■ Exercise instructions:
Pull every line containing the word "example" out of the material below.

■ Data for analysis:
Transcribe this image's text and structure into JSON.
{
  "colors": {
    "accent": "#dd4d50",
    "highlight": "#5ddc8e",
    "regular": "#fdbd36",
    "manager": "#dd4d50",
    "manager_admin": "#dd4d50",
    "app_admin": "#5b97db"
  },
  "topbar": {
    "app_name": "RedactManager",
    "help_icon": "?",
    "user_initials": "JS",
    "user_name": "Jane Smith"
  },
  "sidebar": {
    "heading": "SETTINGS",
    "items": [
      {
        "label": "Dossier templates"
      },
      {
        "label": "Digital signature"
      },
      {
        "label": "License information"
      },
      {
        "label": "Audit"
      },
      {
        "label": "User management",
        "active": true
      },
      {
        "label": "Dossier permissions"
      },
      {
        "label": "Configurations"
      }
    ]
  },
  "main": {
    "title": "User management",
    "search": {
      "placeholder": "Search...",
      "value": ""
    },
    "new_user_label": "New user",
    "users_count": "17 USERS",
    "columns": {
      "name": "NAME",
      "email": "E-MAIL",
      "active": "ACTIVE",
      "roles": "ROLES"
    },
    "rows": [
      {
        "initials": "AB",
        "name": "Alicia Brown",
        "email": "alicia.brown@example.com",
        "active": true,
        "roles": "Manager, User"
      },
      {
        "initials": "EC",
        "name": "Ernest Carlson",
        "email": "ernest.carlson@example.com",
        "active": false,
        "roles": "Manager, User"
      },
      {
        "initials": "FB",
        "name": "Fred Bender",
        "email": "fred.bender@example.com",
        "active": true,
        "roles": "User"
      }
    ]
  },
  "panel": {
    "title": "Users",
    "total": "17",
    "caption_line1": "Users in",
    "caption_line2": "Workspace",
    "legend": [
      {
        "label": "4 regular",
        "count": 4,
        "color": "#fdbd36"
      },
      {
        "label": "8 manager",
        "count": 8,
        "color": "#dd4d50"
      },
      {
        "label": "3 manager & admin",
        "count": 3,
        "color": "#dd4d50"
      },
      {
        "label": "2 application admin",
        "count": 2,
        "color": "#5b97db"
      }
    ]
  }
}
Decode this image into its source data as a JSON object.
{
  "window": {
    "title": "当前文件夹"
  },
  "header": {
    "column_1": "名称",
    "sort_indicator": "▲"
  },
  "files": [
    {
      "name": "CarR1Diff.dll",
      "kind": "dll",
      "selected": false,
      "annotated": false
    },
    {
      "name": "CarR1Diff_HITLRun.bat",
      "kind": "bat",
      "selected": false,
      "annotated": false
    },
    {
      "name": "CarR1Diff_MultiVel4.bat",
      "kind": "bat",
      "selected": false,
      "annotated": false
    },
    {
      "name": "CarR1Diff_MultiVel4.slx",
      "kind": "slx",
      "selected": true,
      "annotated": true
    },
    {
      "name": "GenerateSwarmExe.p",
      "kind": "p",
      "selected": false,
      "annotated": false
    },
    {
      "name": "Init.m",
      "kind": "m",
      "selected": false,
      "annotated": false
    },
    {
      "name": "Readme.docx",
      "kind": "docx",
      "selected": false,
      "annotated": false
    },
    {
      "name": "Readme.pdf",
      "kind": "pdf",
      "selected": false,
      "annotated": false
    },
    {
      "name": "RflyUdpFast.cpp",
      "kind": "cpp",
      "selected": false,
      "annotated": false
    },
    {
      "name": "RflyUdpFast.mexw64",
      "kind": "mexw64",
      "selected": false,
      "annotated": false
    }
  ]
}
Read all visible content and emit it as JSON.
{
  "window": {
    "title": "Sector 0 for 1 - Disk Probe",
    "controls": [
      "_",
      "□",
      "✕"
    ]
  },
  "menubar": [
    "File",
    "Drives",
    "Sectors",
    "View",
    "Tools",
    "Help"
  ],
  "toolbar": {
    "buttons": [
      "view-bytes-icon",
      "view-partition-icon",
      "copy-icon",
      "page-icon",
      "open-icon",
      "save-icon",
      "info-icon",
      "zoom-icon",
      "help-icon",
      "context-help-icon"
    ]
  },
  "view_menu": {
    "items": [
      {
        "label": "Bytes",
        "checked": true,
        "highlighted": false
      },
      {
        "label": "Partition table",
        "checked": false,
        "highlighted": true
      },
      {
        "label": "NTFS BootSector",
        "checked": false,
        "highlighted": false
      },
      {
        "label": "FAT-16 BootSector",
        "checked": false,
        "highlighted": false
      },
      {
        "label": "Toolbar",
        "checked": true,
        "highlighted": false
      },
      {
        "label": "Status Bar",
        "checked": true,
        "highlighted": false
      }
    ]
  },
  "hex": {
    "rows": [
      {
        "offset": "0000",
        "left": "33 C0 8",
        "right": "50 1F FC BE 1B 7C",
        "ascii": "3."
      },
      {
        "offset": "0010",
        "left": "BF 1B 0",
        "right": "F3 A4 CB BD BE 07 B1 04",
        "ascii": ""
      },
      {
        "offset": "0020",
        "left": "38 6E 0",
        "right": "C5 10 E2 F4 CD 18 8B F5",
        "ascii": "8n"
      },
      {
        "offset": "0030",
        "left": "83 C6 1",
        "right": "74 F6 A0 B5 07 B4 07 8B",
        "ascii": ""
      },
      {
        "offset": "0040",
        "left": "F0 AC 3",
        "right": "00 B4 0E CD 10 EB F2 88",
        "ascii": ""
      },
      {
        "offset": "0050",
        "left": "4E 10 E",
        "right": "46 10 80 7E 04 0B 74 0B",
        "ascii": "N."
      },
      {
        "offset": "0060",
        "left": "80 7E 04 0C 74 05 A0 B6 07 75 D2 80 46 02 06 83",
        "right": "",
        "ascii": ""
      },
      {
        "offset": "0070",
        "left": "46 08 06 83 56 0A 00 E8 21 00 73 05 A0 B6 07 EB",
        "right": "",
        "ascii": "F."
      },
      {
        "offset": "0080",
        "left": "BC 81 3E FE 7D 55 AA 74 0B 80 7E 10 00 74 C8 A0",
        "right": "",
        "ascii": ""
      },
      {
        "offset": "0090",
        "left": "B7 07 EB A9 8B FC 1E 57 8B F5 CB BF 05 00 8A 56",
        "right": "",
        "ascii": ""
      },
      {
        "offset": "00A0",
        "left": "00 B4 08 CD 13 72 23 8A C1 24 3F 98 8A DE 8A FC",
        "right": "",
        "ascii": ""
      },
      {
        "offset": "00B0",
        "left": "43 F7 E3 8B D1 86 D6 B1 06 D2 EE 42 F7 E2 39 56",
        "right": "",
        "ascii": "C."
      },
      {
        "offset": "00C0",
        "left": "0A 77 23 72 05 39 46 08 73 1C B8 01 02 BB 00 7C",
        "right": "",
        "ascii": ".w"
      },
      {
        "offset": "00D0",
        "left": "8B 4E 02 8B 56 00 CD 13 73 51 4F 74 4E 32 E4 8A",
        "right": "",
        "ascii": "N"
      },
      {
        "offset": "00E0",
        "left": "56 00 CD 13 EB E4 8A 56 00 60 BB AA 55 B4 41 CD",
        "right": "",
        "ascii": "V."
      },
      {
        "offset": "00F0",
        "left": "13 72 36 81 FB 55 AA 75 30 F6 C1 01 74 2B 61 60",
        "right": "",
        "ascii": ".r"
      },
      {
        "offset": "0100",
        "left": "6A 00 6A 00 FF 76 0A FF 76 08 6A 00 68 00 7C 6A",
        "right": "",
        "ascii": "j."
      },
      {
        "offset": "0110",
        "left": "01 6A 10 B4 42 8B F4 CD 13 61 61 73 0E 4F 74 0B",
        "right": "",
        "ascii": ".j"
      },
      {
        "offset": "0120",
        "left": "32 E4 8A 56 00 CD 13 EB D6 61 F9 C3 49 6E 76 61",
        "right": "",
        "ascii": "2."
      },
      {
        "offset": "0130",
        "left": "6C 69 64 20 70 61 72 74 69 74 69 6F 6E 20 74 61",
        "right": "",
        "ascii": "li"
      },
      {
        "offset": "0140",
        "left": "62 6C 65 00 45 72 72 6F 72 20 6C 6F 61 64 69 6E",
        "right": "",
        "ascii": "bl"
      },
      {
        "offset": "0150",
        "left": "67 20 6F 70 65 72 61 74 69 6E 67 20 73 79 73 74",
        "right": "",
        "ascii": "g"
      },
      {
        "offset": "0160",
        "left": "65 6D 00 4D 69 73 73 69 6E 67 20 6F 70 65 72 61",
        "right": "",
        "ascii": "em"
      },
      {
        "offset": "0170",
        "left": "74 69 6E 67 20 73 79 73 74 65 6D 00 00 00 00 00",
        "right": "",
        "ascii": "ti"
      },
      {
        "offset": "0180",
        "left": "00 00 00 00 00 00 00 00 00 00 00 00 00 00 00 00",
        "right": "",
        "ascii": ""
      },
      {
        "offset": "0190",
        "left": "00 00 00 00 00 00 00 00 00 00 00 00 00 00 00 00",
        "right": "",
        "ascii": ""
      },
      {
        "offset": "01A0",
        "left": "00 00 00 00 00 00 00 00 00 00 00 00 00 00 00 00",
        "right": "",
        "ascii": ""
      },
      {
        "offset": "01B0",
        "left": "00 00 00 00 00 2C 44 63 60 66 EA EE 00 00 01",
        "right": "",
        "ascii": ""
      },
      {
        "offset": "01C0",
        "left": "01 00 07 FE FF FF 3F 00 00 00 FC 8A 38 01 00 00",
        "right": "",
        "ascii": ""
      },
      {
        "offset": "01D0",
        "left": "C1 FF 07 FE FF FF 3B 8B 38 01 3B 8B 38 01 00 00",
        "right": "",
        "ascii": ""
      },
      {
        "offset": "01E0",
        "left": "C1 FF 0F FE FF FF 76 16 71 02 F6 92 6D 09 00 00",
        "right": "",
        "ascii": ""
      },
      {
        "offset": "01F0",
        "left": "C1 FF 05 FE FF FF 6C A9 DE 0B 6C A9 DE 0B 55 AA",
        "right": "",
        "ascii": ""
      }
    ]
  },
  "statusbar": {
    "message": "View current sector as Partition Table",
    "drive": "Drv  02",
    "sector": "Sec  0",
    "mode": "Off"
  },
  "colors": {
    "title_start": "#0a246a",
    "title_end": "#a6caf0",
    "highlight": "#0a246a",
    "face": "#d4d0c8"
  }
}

■ Response box:
        "email": "alicia.brown@example.com",
        "email": "ernest.carlson@example.com",
        "email": "fred.bender@example.com",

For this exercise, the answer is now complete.